Europe

“Racism is no longer a problem,” said the sociologist, as she put down her drink. “Amongst Germans, it’s no longer an issue. They accept difference now. Today, it’s the immigrants that are the problem, like the eastern Europeans, who are intolerant of Islam, and of women wearing burkas. A lot of work needs to be done with them.” (More…)

The falafel was unlike any I’d ever seen. If the waiter had not identified it as such to the customer seated next to us, I’m not sure I’d have even known what it was. Cylindrical, toasted dark brown, they could very well have been kibbeh, pinecone-shaped, fried bulghur wheat pastries, stuffed with onions, ground meat, and pine nuts. (More…)

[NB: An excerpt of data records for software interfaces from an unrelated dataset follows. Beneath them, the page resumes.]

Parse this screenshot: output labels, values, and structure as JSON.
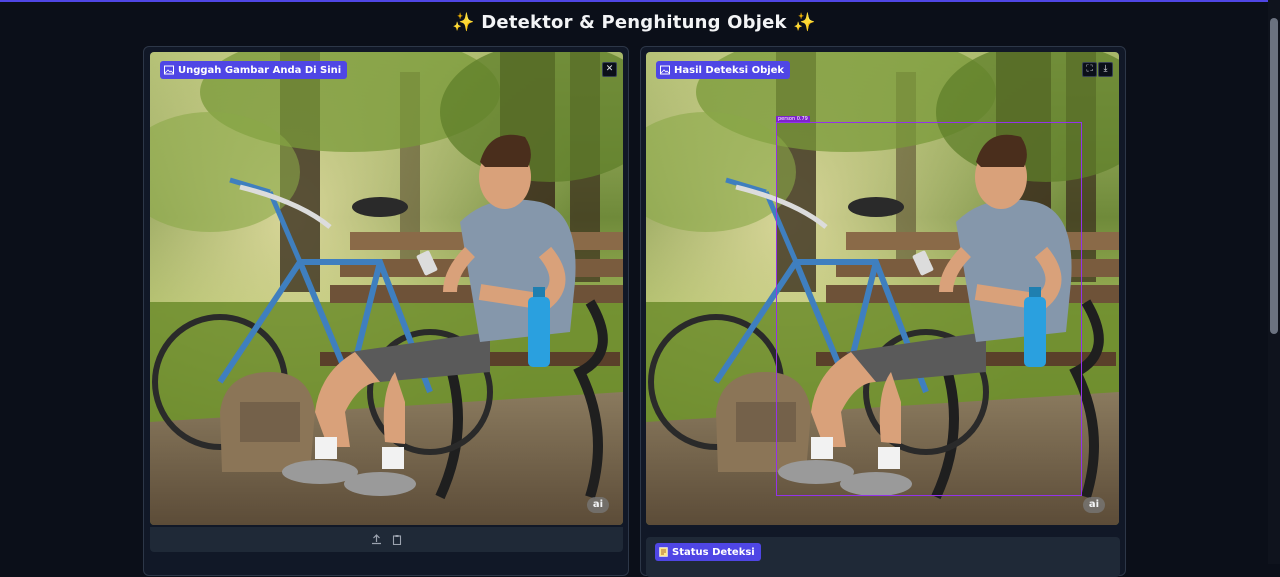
{
  "page": {
    "title": "Detektor & Penghitung Objek",
    "title_sparkle": "✨"
  },
  "input_panel": {
    "label": "Unggah Gambar Anda Di Sini",
    "label_icon": "image-icon",
    "clear_icon": "close-icon",
    "watermark": "ai",
    "upload_icon": "upload-icon",
    "paste_icon": "clipboard-icon"
  },
  "output_panel": {
    "label": "Hasil Deteksi Objek",
    "label_icon": "image-icon",
    "fullscreen_icon": "fullscreen-icon",
    "download_icon": "download-icon",
    "watermark": "ai",
    "detection": {
      "class": "person",
      "score": "0.79"
    }
  },
  "status": {
    "label": "Status Deteksi",
    "icon": "document-icon"
  },
  "colors": {
    "accent": "#4f46e5",
    "detection_box": "#9333ea",
    "background": "#0b0f19"
  }
}
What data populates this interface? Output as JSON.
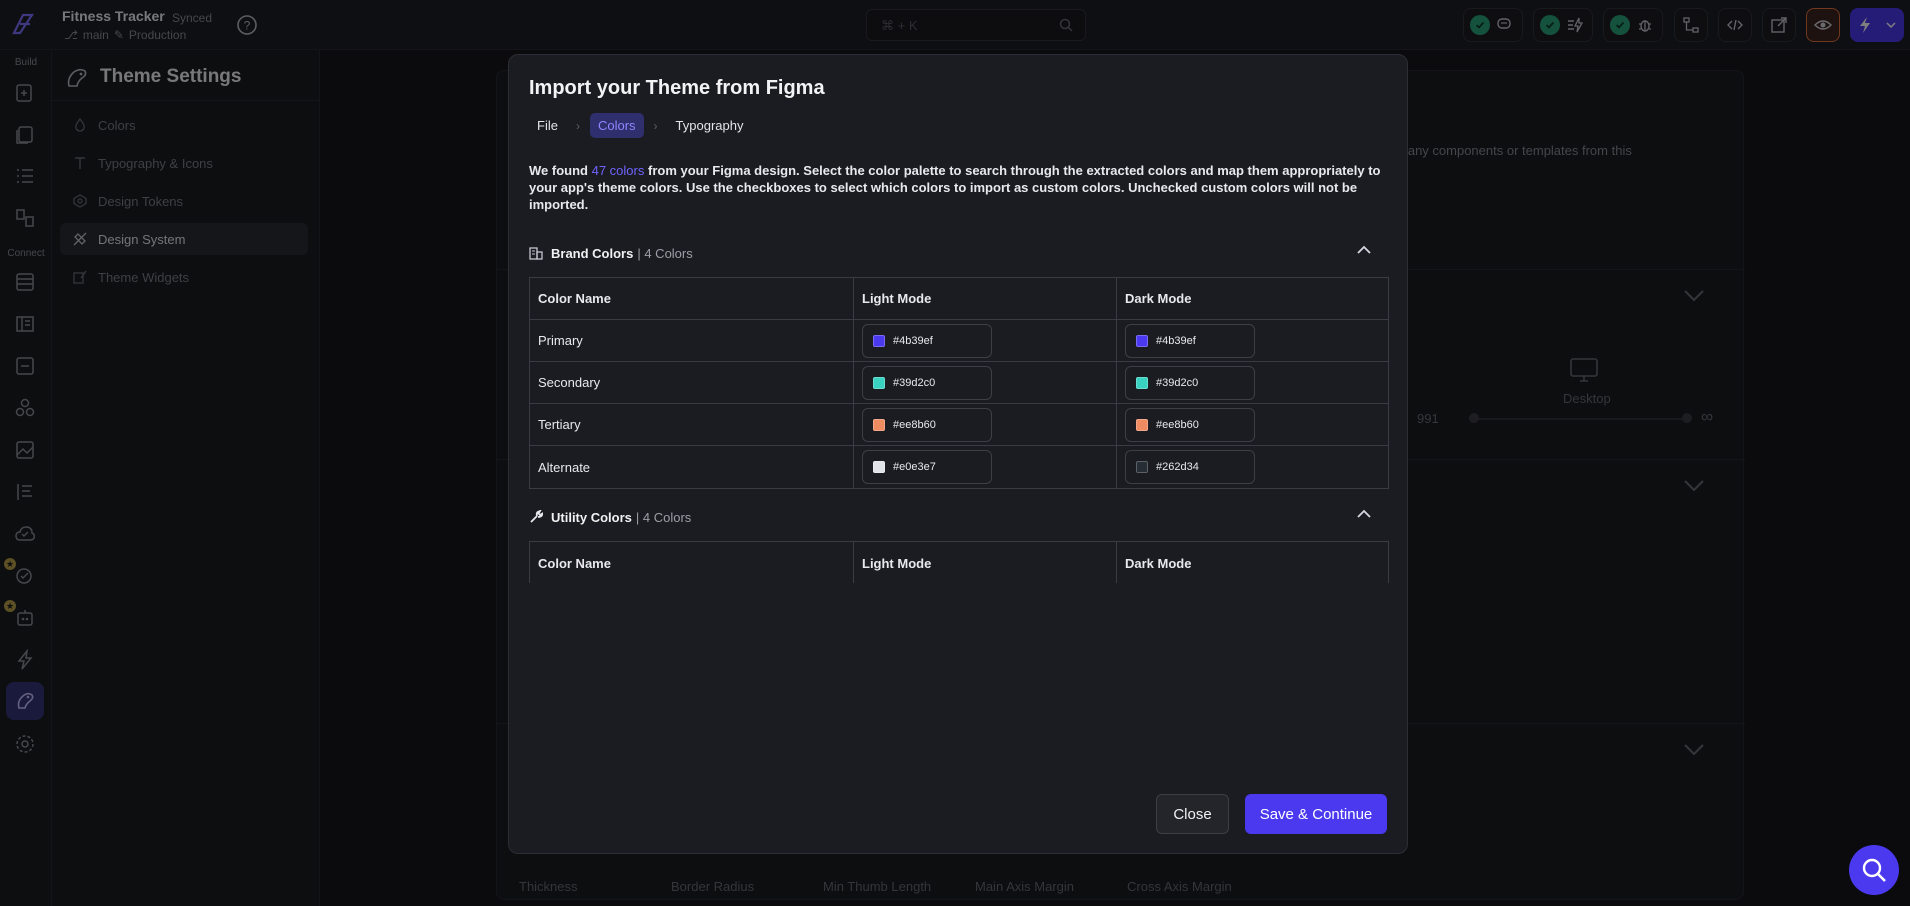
{
  "app": {
    "project_name": "Fitness Tracker",
    "sync_status": "Synced",
    "branch": "main",
    "environment": "Production",
    "search_placeholder": "⌘ + K"
  },
  "rail": {
    "build_label": "Build",
    "connect_label": "Connect"
  },
  "side_panel": {
    "title": "Theme Settings",
    "items": [
      {
        "label": "Colors",
        "icon": "droplet-icon"
      },
      {
        "label": "Typography & Icons",
        "icon": "typography-icon"
      },
      {
        "label": "Design Tokens",
        "icon": "token-icon"
      },
      {
        "label": "Design System",
        "icon": "design-system-icon",
        "selected": true
      },
      {
        "label": "Theme Widgets",
        "icon": "widget-brush-icon"
      }
    ]
  },
  "background": {
    "partial_text": "o any components or templates from this",
    "breakpoint_value": "991",
    "desktop_label": "Desktop",
    "infinity": "∞",
    "scrollbar_labels": [
      "Thickness",
      "Border Radius",
      "Min Thumb Length",
      "Main Axis Margin",
      "Cross Axis Margin"
    ]
  },
  "modal": {
    "title": "Import your Theme from Figma",
    "breadcrumbs": [
      "File",
      "Colors",
      "Typography"
    ],
    "active_crumb": "Colors",
    "description_prefix": "We found",
    "color_count_link": "47 colors",
    "description_suffix": "from your Figma design. Select the color palette to search through the extracted colors and map them appropriately to your app's theme colors. Use the checkboxes to select which colors to import as custom colors. Unchecked custom colors will not be imported.",
    "groups": [
      {
        "name": "Brand Colors",
        "count": "| 4 Colors",
        "icon": "building-icon",
        "headers": [
          "Color Name",
          "Light Mode",
          "Dark Mode"
        ],
        "rows": [
          {
            "name": "Primary",
            "light": "#4b39ef",
            "dark": "#4b39ef"
          },
          {
            "name": "Secondary",
            "light": "#39d2c0",
            "dark": "#39d2c0"
          },
          {
            "name": "Tertiary",
            "light": "#ee8b60",
            "dark": "#ee8b60"
          },
          {
            "name": "Alternate",
            "light": "#e0e3e7",
            "dark": "#262d34"
          }
        ]
      },
      {
        "name": "Utility Colors",
        "count": "| 4 Colors",
        "icon": "wrench-icon",
        "headers": [
          "Color Name",
          "Light Mode",
          "Dark Mode"
        ]
      }
    ],
    "close_label": "Close",
    "save_label": "Save & Continue"
  },
  "colors": {
    "accent": "#4b39ef",
    "accent_link": "#6f64ff",
    "success": "#2aa57a"
  }
}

We were in their way. “Excuse me,”  interjected the most assertive of the women. She looked anxious. Embarrassed, I let her by. Two Israeli men, deep in conversation, about money, had inadvertently blocked a group of young hijab-wearing Muslims from London’s Green Park tube station. I wanted to say something to my friend, but he beat me to it. (More…)

My heart was pounding. Watching footage of Saturday’s rioting in Rome,  my worst fears had come true. The left had become so outraged, it was taking the easy way out. The way of violence. Not only was there the expected fighting between the Black Bloc and the cops. La Repubblica documented instances of hooded militants fighting with red flag-waving protestors as well. (More…)

Poland has not turned into Hungary. However, the country’s opposition leader, Jaroslaw Kaczynski, defeated in Sunday’s general election, told reporters on Sunday night that he still hoped to turn Warsaw into a second Budapest. To observers of Polish politics, such statements will hardly be surprising. (More…)

Poland faces a powerful Catholic right promoting a “moral revolution” (rewolucja moralna.) These same conservatives were in power between 2005 and 2007, and may return to government in the coming elections. By the end of the Law and Justice government in 2007, the nationalistic “Poland for the Polish” of this morality was clear. (More…)

“Grazie Napoli!” read the sign. Written by hand on a legal-sized sheet of white paper, it was taped to the end of a small wooden table in the middle of the square. Surrounded by young Italian families and neighborhood shop owners nibbling on aperitivos, drinking matching plastic cups of red wine, our neighbors repeatedly made toasts. A squad of Italian soldiers looked on at the crowd, expressionless. The contrast was a bit unnerving. (More…)

She said she was in favor immigration. Just not “this immigration,” meaning the current wave of immigrants arriving on Italy’s shores. Stating that EU immigration policy had “totally failed,” Souad Sbai blamed NATO’s Libyan campaign for creating the current refugee crisis, telling her host that Europe is better prepared to fight wars than deal with immigration. She called for a Marshall plan for North Africa, as proper recompense for its oil. (More…)

Slowly, they surrounded us. Clad in black North Face jackets, hoods pulled tightly over their heads, they quietly looked my friend and I over. Judging from their body language, these young men — six, possibly seven — were absolutely bewildered. They spoke softly amongst themselves, revealing what sounded like French African accents, perhaps Senegalese, or from the Ivory Coast. (More…)

For twelve months, my wife and I lived in a large 1950s apartment building on Milan’s Piazzale Loreto. Not exactly a tourist destination, the busy square is best-known to historians for having hosted the bodies of Benito Mussolini and that of his mistress, Clara Petacci, after they were killed by partisans. Immediately adjacent to place their corpses were hung, our home always held a certain kind of political significance, that as foreigners, we weren’t expecting to encounter. (More…)

Alex Stein was anxious. Condemning leftist Jewish pundits for publicizing Norwegian terrorist Anders Breivik’s affinity for Zionism, the Tel Aviv-based British blogger cried anti-Semitism. “Those on the left who use the arguments outlined above are seeking to demonize whole communities for the crimes of one murderous wing nut,” Stein thundered in The Forward, four days after the Oslo attacks. (More…)

Hans-Peter Friedrich knows the score. Asked whether Germany could suffer from the sort of violence committed by Anders Breivik, Friedrich said, “There are no indications at present of right-wing terrorist activities.” Though he sounded cautious, noting that the attacks “show again what dangers fanatical lone perpetrators can pose,” the Interior Minister remained confident. (More…)